WASHINGTON – As pressure builds on the Obama administration to speed up sales of American natural gas overseas, the Energy Department last week authorized exports from a proposed Oregon terminal.
Although the Jordan Cove LNG Terminal in Coos Bay, Ore., is the sixth project to win a coveted license to export liquefied natural gas to countries that don’t have free-trade agreements with the United States, it would be the first new export project on the West Coast.
That would give Jordan Cove a major advantage supplying Asian countries eager for natural gas, but the Energy Department’s conditional approval is only the first step in a long process of financing and constructing the multibillion-dollar terminal.
The agency gave Jordan Cove permission to export as much as 800 million cubic feet per day of natural gas over the next two decades.
Cumulatively, the licenses issued so far would allow export of up to 9.3 billion cubic feet of American natural gas every day to non-free-trade partners. That’s near the upper bounds of potential natural gas export levels analyzed in a 2012 study for the Energy Department that provides the foundation for regulators’ determination whether a proposed project is “consistent with the public interest.”
Kevin Book, managing director of the Washington-based analysis firm ClearView Energy, said the level of LNG export approvals so far would move the United States into “superpower” territory, nudging close to Qatar’s 10.3 billion cubic feet of daily natural gas export capacity.
With cumulative approvals now in a “high-export scenario” examined by the 2012 study, manufacturers and other big users of natural gas are pressing the Energy Department to halt reviews and conduct a fresh examination of how large-scale exports could affect domestic prices for the fossil fuel.
Sen. Ed Markey, D-Mass., a critic of natural gas exports, noted that the 2012 report predicted natural gas prices would climb by more than 50 percent under a “high-export scenario.” Markey said the potential price tag is $62 billion in higher energy costs for Americans who rely on natural gas for power and heat.
“There can be no doubt that we have crossed a line into an era when we could be massively exporting America’s natural gas, sending the jobs and consumer benefits abroad along with the fuel,” Markey said in a statement. “The level of exports approved is now more than every single American home consumes, and it could impose up to a $62 billion de facto tax on American households and businesses.”
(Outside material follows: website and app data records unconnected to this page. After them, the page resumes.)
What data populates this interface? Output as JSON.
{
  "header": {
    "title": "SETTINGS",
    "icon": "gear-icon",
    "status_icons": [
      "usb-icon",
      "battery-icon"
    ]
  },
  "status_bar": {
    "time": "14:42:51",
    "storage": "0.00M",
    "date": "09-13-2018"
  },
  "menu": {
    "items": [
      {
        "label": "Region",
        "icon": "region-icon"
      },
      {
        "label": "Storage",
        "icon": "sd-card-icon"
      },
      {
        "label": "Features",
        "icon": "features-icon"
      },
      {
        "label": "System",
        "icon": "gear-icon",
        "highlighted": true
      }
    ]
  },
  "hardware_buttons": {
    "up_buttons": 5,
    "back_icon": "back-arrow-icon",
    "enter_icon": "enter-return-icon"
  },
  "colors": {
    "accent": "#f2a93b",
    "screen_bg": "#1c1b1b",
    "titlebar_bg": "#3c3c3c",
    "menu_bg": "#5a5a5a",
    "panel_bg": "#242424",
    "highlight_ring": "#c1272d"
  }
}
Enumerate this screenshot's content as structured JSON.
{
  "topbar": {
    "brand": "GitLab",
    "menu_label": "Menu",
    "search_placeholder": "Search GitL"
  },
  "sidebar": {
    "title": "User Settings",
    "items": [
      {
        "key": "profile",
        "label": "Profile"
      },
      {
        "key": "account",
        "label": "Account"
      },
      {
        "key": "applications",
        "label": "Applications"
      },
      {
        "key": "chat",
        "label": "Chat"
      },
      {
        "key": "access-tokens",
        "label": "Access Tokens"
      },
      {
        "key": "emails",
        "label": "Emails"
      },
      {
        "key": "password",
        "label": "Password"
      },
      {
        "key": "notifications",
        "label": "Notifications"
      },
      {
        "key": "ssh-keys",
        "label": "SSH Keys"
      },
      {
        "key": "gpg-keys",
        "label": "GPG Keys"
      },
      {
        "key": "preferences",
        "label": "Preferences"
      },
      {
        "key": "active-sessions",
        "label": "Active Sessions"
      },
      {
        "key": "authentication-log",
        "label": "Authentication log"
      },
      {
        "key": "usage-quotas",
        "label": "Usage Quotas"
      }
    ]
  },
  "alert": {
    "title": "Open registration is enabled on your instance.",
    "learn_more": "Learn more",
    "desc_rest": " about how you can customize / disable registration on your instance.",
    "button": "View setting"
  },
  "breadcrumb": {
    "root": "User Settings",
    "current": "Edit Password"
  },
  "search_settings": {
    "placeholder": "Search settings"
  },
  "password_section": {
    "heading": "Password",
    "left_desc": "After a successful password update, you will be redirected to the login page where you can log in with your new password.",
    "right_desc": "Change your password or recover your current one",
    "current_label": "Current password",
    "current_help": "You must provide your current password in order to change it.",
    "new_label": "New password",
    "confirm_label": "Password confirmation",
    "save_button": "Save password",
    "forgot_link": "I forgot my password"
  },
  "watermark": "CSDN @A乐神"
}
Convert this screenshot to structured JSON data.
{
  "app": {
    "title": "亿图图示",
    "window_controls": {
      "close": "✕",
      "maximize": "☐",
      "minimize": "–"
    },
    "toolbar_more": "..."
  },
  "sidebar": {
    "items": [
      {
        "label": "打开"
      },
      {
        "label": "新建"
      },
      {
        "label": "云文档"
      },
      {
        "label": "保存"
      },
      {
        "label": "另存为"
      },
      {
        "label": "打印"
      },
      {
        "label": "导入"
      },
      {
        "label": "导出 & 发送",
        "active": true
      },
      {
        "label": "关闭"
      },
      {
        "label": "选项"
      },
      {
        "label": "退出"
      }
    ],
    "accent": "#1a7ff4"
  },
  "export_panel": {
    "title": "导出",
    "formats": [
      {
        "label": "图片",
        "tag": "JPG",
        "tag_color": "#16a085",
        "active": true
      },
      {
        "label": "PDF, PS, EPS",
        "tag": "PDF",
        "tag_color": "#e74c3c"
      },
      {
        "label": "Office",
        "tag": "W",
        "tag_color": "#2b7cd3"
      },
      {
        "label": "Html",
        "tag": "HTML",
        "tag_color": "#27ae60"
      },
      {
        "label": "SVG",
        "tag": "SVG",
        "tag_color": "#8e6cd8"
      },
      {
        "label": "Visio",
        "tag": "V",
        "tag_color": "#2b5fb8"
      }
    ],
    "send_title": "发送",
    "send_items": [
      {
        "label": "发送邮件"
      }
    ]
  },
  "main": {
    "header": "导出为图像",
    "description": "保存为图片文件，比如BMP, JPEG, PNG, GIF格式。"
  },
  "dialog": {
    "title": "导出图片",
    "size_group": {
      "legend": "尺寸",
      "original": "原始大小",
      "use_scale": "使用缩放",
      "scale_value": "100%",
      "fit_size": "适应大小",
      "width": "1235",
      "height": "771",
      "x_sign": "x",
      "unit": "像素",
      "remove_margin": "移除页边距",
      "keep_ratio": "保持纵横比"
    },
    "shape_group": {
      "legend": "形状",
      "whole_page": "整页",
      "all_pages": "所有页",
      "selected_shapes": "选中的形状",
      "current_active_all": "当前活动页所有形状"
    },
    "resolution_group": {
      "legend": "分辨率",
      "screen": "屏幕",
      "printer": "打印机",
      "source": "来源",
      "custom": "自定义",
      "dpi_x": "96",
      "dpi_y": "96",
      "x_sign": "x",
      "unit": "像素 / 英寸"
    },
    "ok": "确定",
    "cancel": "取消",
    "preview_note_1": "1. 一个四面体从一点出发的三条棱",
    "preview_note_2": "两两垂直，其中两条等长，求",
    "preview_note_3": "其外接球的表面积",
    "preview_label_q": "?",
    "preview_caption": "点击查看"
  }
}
Export advocates insist the Energy Department is moving too slowly in vetting applications, since U.S. law generally requires the government to authorize natural gas sales to non-free-trade partners unless they are inconsistent with the public interest.
About two dozen applications are pending review.
Sen. Lisa Murkowski, the top Republican on the Senate Energy and Natural Resources Committee, said Jordan Cove license “sends a positive signal to our allies and to energy markets that the United States is ready to join the growing global gas trade.”
Pausing to further study the issue is the wrong approach, added Murkowski, R-Alaska.
Even with an export license in hand, companies must also secure approval from the Federal Energy Regulatory Commission, clear environmental reviews and obtain other permits. They also need to attract capital for the expensive projects and line up customers willing to ink 20-year-contracts for super-chilled, liquefied natural gas carried on tankers around the globe.
Unlike other LNG terminals that would be built at existing import facilities, Jordan Cove would be a newly built, greenfield project, sited on an undeveloped stretch inside the Port of Coos Bay, designed to take advantage of gas from the Rockies.
In February, Canadian officials gave Jordan Cove’s parent company, Veresen Inc., permission to process natural gas from that country.
The project would involve construction of a 230-mile pipeline, as well as the cryogenic equipment to transform natural gas into a liquid.